Those voting against were Pam, At Large Councilor Ellisha Walker, District 4 Councilor Pamela Rooney, District 3 Councilor Jennifer Taub and District 1 Councilors Michele Miller and Cathy Schoen

In addition to Hanneke, those voting in favor were At Large Councilor Andy Steinberg, District 5 Councilors Ana Devlin Gauthier and Shalini Bahl-Milne, and Council President Lynn Griesemer.

Next steps

Superintendent Michael Morris and athletic director Victoria Dawson issued a letter to the councilors and Town Manager Paul Bockelman on Tuesday explaining what happens next.

“While we must admit to being extremely disappointed by the results of the vote, we were heartened by the strong words of commitment to take immediate action to resolve the field conditions about which you heard testimony,” Morris and Dawson wrote.

The letter outlines commitments they hope to see from the town for improving access to playing fields for students. The Regional School Committee is also expected to have the track project on the agenda for its Nov. 29 meeting.

Whatever project is supported is supposed to go out to bid in mid-January.

Stephanie Hockman, a member of the Hurricane Boosters, said the decision to reject spending the money on the project not only affects fundraising opportunities, but could mean that, even if money is raised, efforts may be made to stop any project using artificial turf.

“I’d like to believe I’m wrong, but after last night’s lengthy debate and the desire by six council members to listen to two people in town rather than all the parents, coaches, students, officials, athletic director ...” Hockman said.

Numerous students came to the Town Room at Town Hall to speak to councilors and support their teammates, though some councilors were participating remotely.

“I personally believe that every Town Council member should have been at that meeting in person and had to see face to face those their no vote is impacting,” Hockman said.

Regional School Committee Chairman Ben Herrington said the council’s decisions makes the least attractive option, rebuilding the track but not reorienting it, more likely.
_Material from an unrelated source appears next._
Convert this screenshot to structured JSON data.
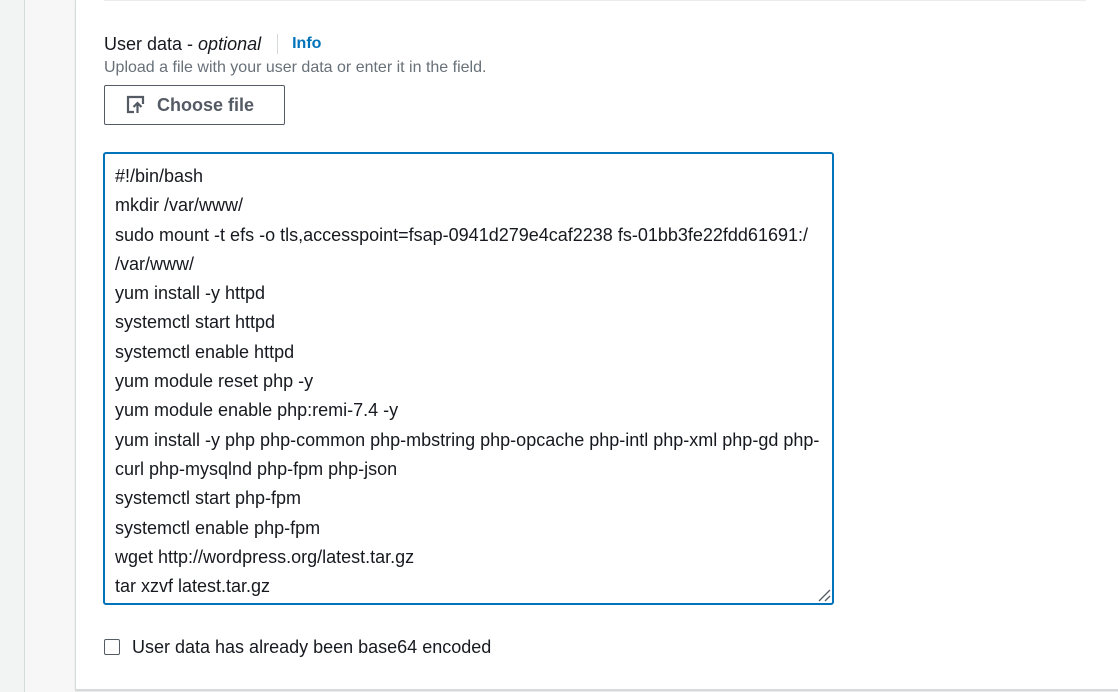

“If fundraising efforts don’t reach the threshold, we will be left with a project that essentially just addresses the surface of the track and reconditioning of the natural grass infield field, irrigation and drainage,” Herrington said. “We would be doing the bare minimum required to make the track and the infield at the track usable for some, not all, athletic competition, and for gym classes. ”
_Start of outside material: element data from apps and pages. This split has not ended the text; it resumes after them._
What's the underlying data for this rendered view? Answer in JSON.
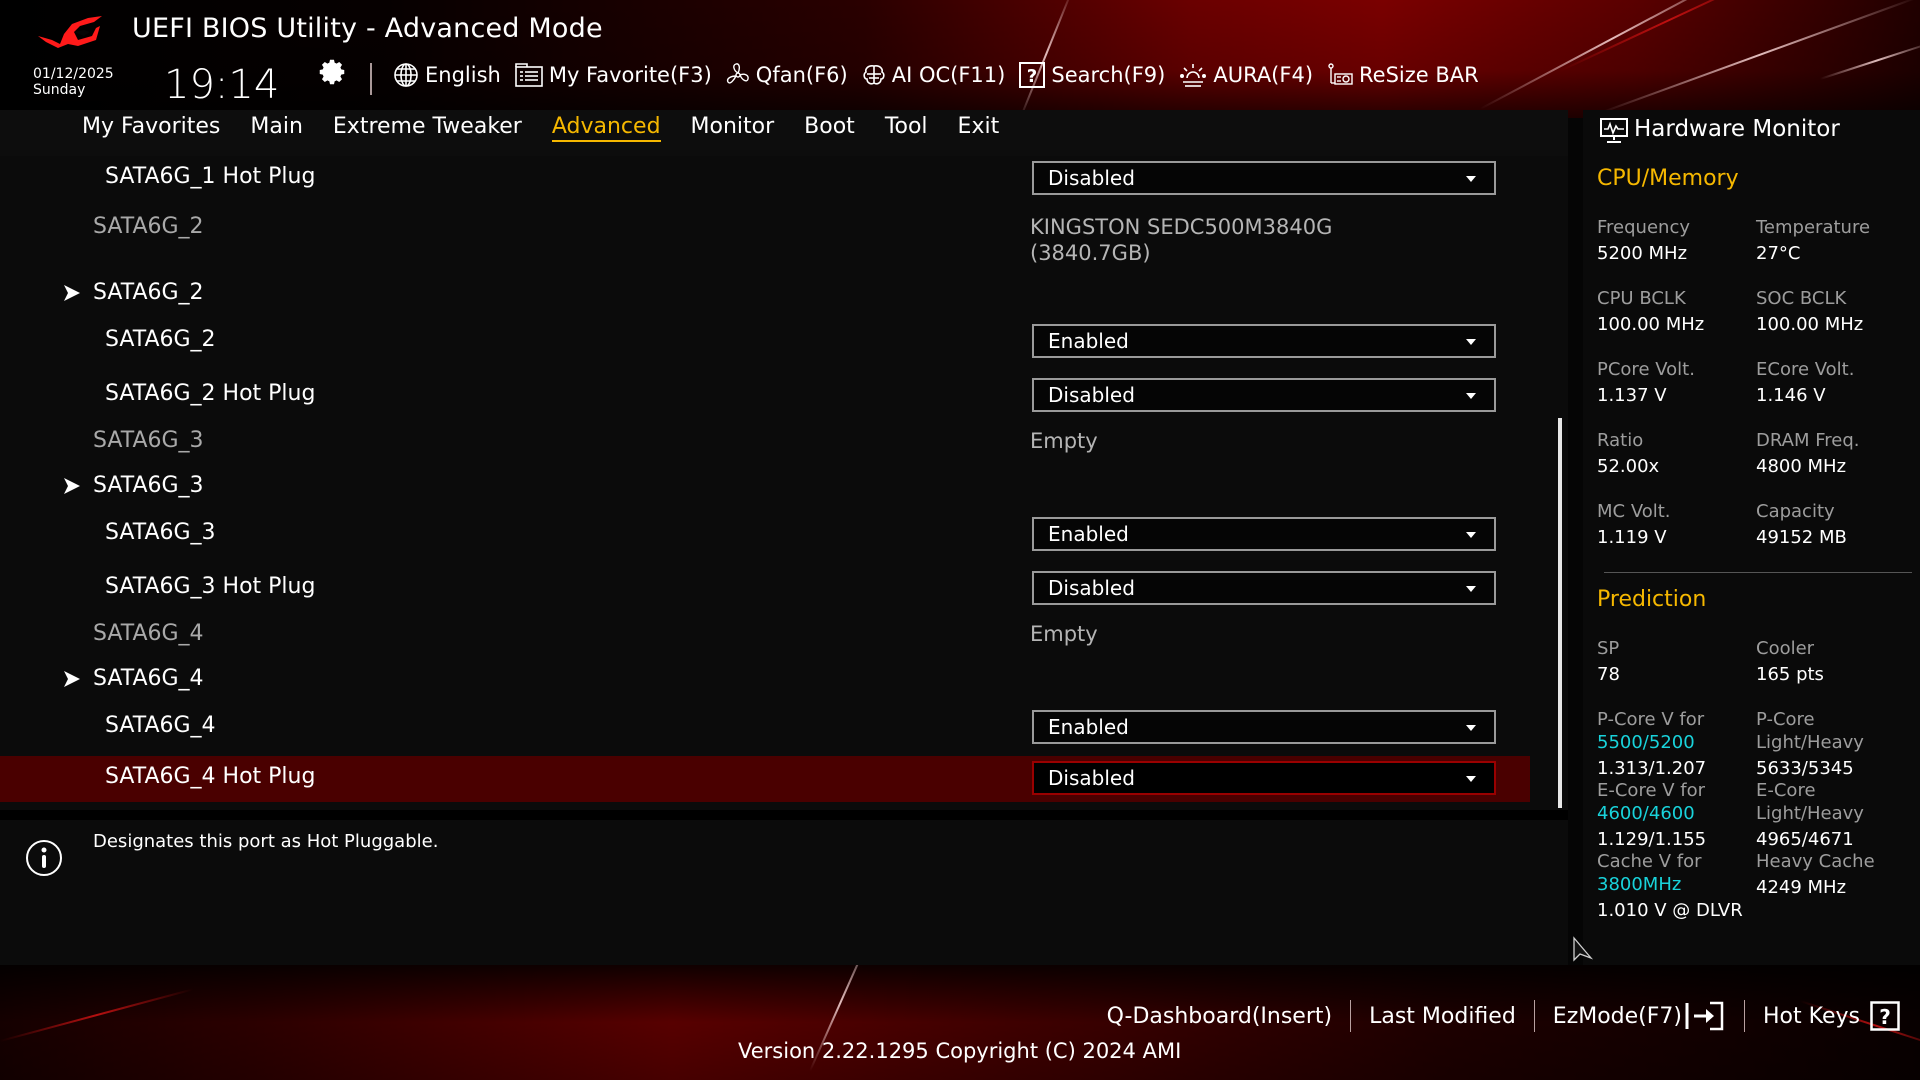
{
  "app": {
    "title": "UEFI BIOS Utility - Advanced Mode",
    "date": "01/12/2025",
    "day": "Sunday",
    "time": "19:14"
  },
  "toolbar": [
    {
      "icon": "globe-icon",
      "label": "English"
    },
    {
      "icon": "favorites-list-icon",
      "label": "My Favorite(F3)"
    },
    {
      "icon": "fan-icon",
      "label": "Qfan(F6)"
    },
    {
      "icon": "ai-brain-icon",
      "label": "AI OC(F11)"
    },
    {
      "icon": "search-help-icon",
      "label": "Search(F9)"
    },
    {
      "icon": "aura-light-icon",
      "label": "AURA(F4)"
    },
    {
      "icon": "gpu-card-icon",
      "label": "ReSize BAR"
    }
  ],
  "tabs": [
    {
      "label": "My Favorites",
      "active": false
    },
    {
      "label": "Main",
      "active": false
    },
    {
      "label": "Extreme Tweaker",
      "active": false
    },
    {
      "label": "Advanced",
      "active": true
    },
    {
      "label": "Monitor",
      "active": false
    },
    {
      "label": "Boot",
      "active": false
    },
    {
      "label": "Tool",
      "active": false
    },
    {
      "label": "Exit",
      "active": false
    }
  ],
  "settings": [
    {
      "type": "select",
      "label": "SATA6G_1 Hot Plug",
      "value": "Disabled"
    },
    {
      "type": "info",
      "label": "SATA6G_2",
      "value_lines": [
        "KINGSTON SEDC500M3840G",
        "(3840.7GB)"
      ]
    },
    {
      "type": "submenu",
      "label": "SATA6G_2"
    },
    {
      "type": "select",
      "label": "SATA6G_2",
      "value": "Enabled"
    },
    {
      "type": "select",
      "label": "SATA6G_2 Hot Plug",
      "value": "Disabled"
    },
    {
      "type": "info",
      "label": "SATA6G_3",
      "value_lines": [
        "Empty"
      ]
    },
    {
      "type": "submenu",
      "label": "SATA6G_3"
    },
    {
      "type": "select",
      "label": "SATA6G_3",
      "value": "Enabled"
    },
    {
      "type": "select",
      "label": "SATA6G_3 Hot Plug",
      "value": "Disabled"
    },
    {
      "type": "info",
      "label": "SATA6G_4",
      "value_lines": [
        "Empty"
      ]
    },
    {
      "type": "submenu",
      "label": "SATA6G_4"
    },
    {
      "type": "select",
      "label": "SATA6G_4",
      "value": "Enabled"
    },
    {
      "type": "select",
      "label": "SATA6G_4 Hot Plug",
      "value": "Disabled",
      "selected": true
    }
  ],
  "help": {
    "text": "Designates this port as Hot Pluggable."
  },
  "hardware_monitor": {
    "title": "Hardware Monitor",
    "cpu_memory": {
      "heading": "CPU/Memory",
      "items": [
        {
          "label": "Frequency",
          "value": "5200 MHz"
        },
        {
          "label": "Temperature",
          "value": "27°C"
        },
        {
          "label": "CPU BCLK",
          "value": "100.00 MHz"
        },
        {
          "label": "SOC BCLK",
          "value": "100.00 MHz"
        },
        {
          "label": "PCore Volt.",
          "value": "1.137 V"
        },
        {
          "label": "ECore Volt.",
          "value": "1.146 V"
        },
        {
          "label": "Ratio",
          "value": "52.00x"
        },
        {
          "label": "DRAM Freq.",
          "value": "4800 MHz"
        },
        {
          "label": "MC Volt.",
          "value": "1.119 V"
        },
        {
          "label": "Capacity",
          "value": "49152 MB"
        }
      ]
    },
    "prediction": {
      "heading": "Prediction",
      "sp_label": "SP",
      "sp_value": "78",
      "cooler_label": "Cooler",
      "cooler_value": "165 pts",
      "pcore_v_label": "P-Core V for",
      "pcore_v_freq": "5500/5200",
      "pcore_v_value": "1.313/1.207",
      "pcore_lh_label1": "P-Core",
      "pcore_lh_label2": "Light/Heavy",
      "pcore_lh_value": "5633/5345",
      "ecore_v_label": "E-Core V for",
      "ecore_v_freq": "4600/4600",
      "ecore_v_value": "1.129/1.155",
      "ecore_lh_label1": "E-Core",
      "ecore_lh_label2": "Light/Heavy",
      "ecore_lh_value": "4965/4671",
      "cache_v_label": "Cache V for",
      "cache_v_freq": "3800MHz",
      "cache_v_value": "1.010 V @ DLVR",
      "heavy_cache_label": "Heavy Cache",
      "heavy_cache_value": "4249 MHz"
    }
  },
  "footer": {
    "q_dashboard": "Q-Dashboard(Insert)",
    "last_modified": "Last Modified",
    "ezmode": "EzMode(F7)",
    "hot_keys": "Hot Keys",
    "version": "Version 2.22.1295 Copyright (C) 2024 AMI"
  },
  "colors": {
    "accent": "#f6b800",
    "highlight_row": "#4a0000",
    "prediction_freq": "#19d3db"
  }
}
Before the final vote, shortly before midnight and after more than four hours of discussion, Morris made a last appeal for the preferred option. Morris said keeping grass in the middle of the track is not what was being asked, and would come with a significantly higher cost over the long term, and also would necessitate better maintenance of the eight grass fields that are already overused.
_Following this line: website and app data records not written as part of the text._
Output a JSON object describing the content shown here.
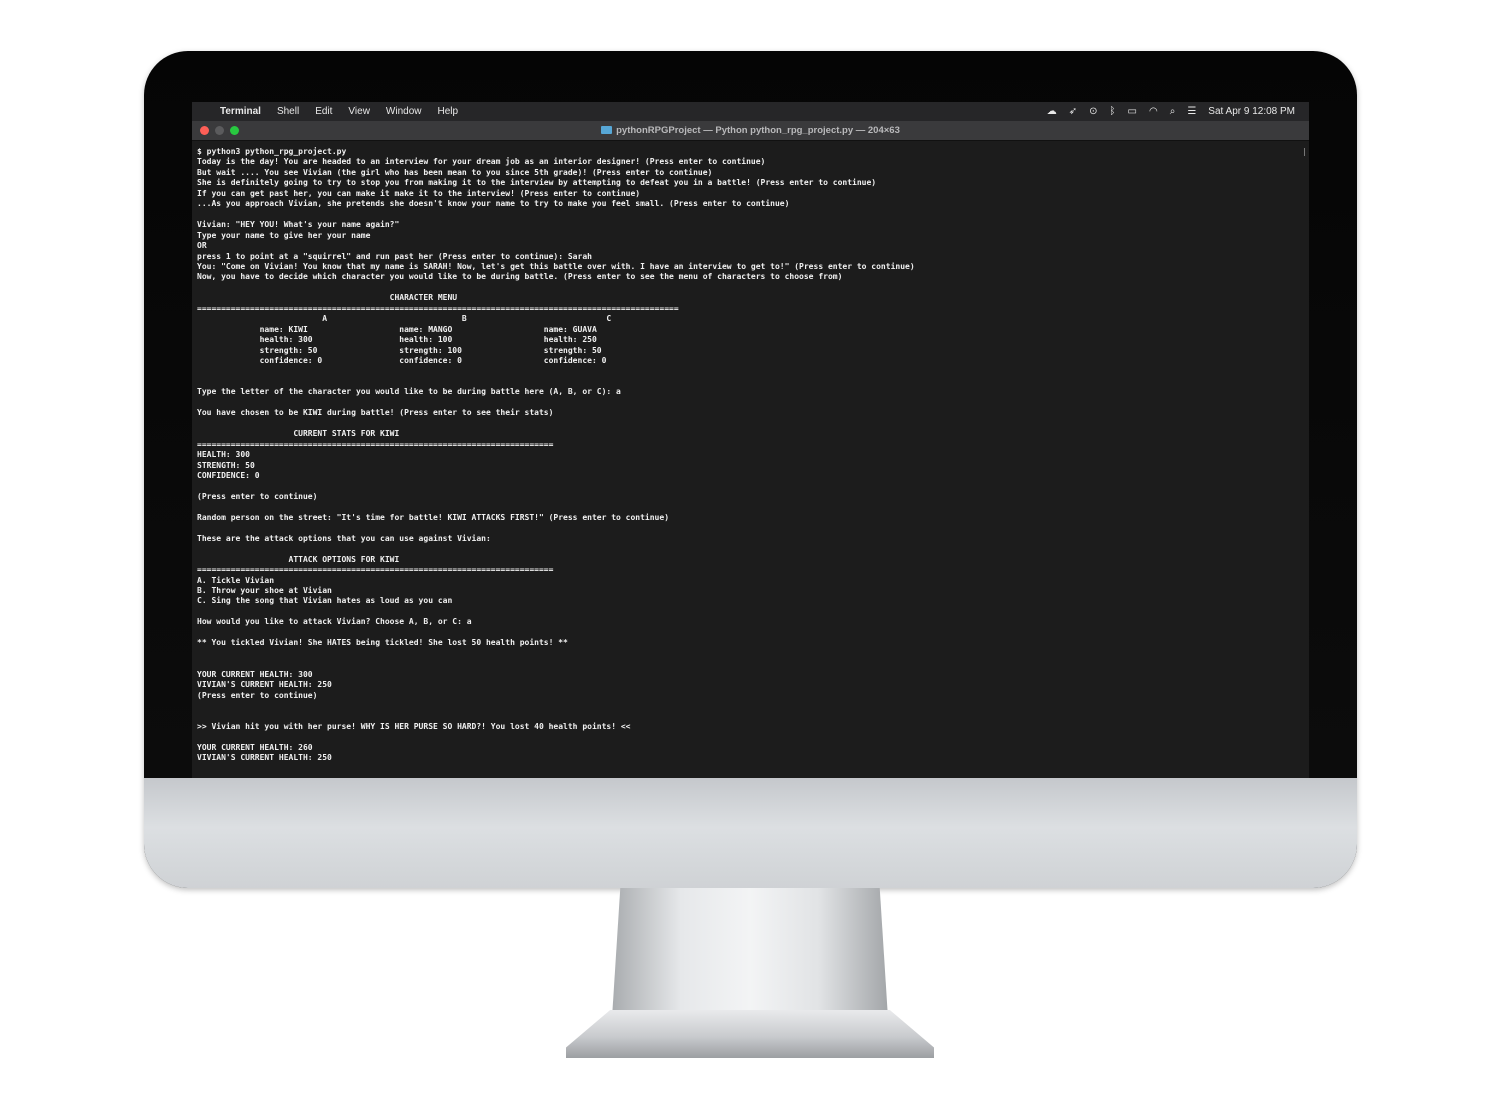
{
  "menubar": {
    "apple_glyph": "",
    "app_name": "Terminal",
    "menus": [
      "Shell",
      "Edit",
      "View",
      "Window",
      "Help"
    ],
    "status_icons": [
      "creative-cloud-icon",
      "rocket-icon",
      "play-circle-icon",
      "bluetooth-icon",
      "battery-icon",
      "wifi-icon",
      "search-icon",
      "control-center-icon"
    ],
    "clock": "Sat Apr 9  12:08 PM"
  },
  "window": {
    "title": "pythonRPGProject — Python python_rpg_project.py — 204×63"
  },
  "terminal": {
    "lines": [
      "$ python3 python_rpg_project.py",
      "Today is the day! You are headed to an interview for your dream job as an interior designer! (Press enter to continue)",
      "But wait .... You see Vivian (the girl who has been mean to you since 5th grade)! (Press enter to continue)",
      "She is definitely going to try to stop you from making it to the interview by attempting to defeat you in a battle! (Press enter to continue)",
      "If you can get past her, you can make it make it to the interview! (Press enter to continue)",
      "...As you approach Vivian, she pretends she doesn't know your name to try to make you feel small. (Press enter to continue)",
      "",
      "Vivian: \"HEY YOU! What's your name again?\"",
      "Type your name to give her your name",
      "OR",
      "press 1 to point at a \"squirrel\" and run past her (Press enter to continue): Sarah",
      "You: \"Come on Vivian! You know that my name is SARAH! Now, let's get this battle over with. I have an interview to get to!\" (Press enter to continue)",
      "Now, you have to decide which character you would like to be during battle. (Press enter to see the menu of characters to choose from)",
      "",
      "                                        CHARACTER MENU",
      "====================================================================================================",
      "                          A                            B                             C",
      "             name: KIWI                   name: MANGO                   name: GUAVA",
      "             health: 300                  health: 100                   health: 250",
      "             strength: 50                 strength: 100                 strength: 50",
      "             confidence: 0                confidence: 0                 confidence: 0",
      "",
      "",
      "Type the letter of the character you would like to be during battle here (A, B, or C): a",
      "",
      "You have chosen to be KIWI during battle! (Press enter to see their stats)",
      "",
      "                    CURRENT STATS FOR KIWI",
      "==========================================================================",
      "HEALTH: 300",
      "STRENGTH: 50",
      "CONFIDENCE: 0",
      "",
      "(Press enter to continue)",
      "",
      "Random person on the street: \"It's time for battle! KIWI ATTACKS FIRST!\" (Press enter to continue)",
      "",
      "These are the attack options that you can use against Vivian:",
      "",
      "                   ATTACK OPTIONS FOR KIWI",
      "==========================================================================",
      "A. Tickle Vivian",
      "B. Throw your shoe at Vivian",
      "C. Sing the song that Vivian hates as loud as you can",
      "",
      "How would you like to attack Vivian? Choose A, B, or C: a",
      "",
      "** You tickled Vivian! She HATES being tickled! She lost 50 health points! **",
      "",
      "",
      "YOUR CURRENT HEALTH: 300",
      "VIVIAN'S CURRENT HEALTH: 250",
      "(Press enter to continue)",
      "",
      "",
      ">> Vivian hit you with her purse! WHY IS HER PURSE SO HARD?! You lost 40 health points! <<",
      "",
      "YOUR CURRENT HEALTH: 260",
      "VIVIAN'S CURRENT HEALTH: 250"
    ]
  }
}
To find a compromise, Hanneke proposed that the money be contingent on the regional committee establishing a resident advisory group that would investigate the selection of materials and the environmental impacts, and do other work to ensure that zero or near zero PFAS is in the turf. The vote on that was also deadlocked.

Passionate appeals

The vote came despite passionate appeals from student athletes and coaches speaking to councilors in the room.

“Every team that came to our field in October complained about field conditions,” girls soccer coach Don Fraser said, adding that there is a significant competitive disadvantage in not having an artificial turf field.

But Lyons Witten of North Amherst, speaking remotely, urged the town not to use a dangerous plastic playing field.

Hockman rejected this argument. “I would never, ever put my children in harm’s way,” she said.

The vote raised tensions after Hanneke said a vote against the project “saddles multiple generations of athletes with an east-west field position and games, because the field will not be reoriented, the track will not be reoriented.”

Miller pushed back on this as “bullying tactics” to win votes. “It makes decisions like this so much more painful than they need to be,” Miller said.